### [What to do]
Search the records for the word "显示汇总" and report each line that has it.

### [Working data]
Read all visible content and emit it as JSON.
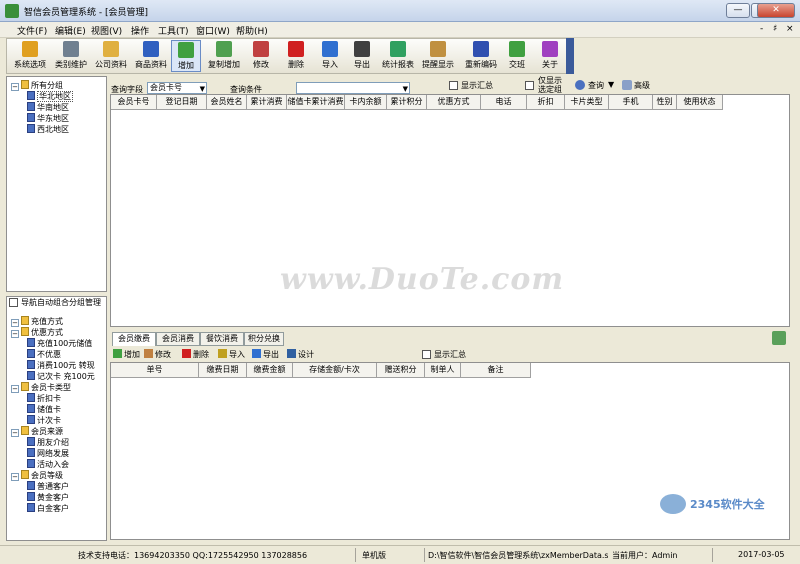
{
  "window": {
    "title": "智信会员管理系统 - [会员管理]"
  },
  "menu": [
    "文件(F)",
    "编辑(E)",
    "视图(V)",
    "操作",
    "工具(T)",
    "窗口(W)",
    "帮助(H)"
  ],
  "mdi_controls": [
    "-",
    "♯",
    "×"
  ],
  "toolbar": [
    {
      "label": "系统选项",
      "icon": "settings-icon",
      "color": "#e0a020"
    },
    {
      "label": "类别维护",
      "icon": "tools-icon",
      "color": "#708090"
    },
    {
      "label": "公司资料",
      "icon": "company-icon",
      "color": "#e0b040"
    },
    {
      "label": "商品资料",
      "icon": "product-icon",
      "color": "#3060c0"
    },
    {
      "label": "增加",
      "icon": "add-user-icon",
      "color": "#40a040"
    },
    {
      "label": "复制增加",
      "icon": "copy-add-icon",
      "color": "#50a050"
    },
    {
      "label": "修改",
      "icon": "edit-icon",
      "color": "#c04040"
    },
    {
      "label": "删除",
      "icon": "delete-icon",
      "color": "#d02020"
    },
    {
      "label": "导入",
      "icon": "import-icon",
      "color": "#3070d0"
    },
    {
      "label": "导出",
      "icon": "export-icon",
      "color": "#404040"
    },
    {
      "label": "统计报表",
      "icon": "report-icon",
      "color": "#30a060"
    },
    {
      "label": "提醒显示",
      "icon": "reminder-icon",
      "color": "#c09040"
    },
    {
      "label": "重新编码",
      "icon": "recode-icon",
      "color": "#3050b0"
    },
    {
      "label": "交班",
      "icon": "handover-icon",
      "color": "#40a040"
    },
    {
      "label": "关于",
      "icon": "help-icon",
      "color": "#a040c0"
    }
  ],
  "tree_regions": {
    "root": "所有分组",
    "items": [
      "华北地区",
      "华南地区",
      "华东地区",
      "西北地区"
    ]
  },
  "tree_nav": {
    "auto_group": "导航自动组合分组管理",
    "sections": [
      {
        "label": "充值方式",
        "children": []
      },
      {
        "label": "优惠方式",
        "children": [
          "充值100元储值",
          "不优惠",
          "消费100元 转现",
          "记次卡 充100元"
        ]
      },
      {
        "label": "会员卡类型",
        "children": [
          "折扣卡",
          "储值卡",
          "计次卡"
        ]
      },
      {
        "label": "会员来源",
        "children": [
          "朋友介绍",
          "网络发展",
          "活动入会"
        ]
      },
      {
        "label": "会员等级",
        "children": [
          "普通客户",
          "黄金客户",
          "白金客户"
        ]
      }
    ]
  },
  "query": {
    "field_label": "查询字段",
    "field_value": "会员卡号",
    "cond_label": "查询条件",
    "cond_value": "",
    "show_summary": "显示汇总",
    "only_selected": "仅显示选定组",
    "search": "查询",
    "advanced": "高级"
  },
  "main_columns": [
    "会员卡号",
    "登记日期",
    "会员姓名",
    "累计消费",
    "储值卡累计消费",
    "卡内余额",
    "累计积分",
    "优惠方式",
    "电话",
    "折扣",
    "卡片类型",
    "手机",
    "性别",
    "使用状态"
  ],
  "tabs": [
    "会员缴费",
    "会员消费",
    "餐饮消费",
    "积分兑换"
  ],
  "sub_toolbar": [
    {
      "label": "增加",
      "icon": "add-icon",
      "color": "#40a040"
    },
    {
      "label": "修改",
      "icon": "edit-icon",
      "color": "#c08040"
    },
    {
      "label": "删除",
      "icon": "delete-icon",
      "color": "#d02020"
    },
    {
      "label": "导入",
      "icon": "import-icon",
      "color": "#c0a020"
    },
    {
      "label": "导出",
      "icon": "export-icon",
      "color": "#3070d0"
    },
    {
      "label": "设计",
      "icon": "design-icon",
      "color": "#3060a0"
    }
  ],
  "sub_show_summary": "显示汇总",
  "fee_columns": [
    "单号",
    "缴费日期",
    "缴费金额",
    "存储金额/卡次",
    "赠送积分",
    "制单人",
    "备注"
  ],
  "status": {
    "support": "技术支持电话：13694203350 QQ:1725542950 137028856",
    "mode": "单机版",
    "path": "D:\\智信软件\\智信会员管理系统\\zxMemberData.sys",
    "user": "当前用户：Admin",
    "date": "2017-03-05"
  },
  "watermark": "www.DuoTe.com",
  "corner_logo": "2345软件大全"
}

### [Answer space]
    "show_summary": "显示汇总",
  "sub_show_summary": "显示汇总",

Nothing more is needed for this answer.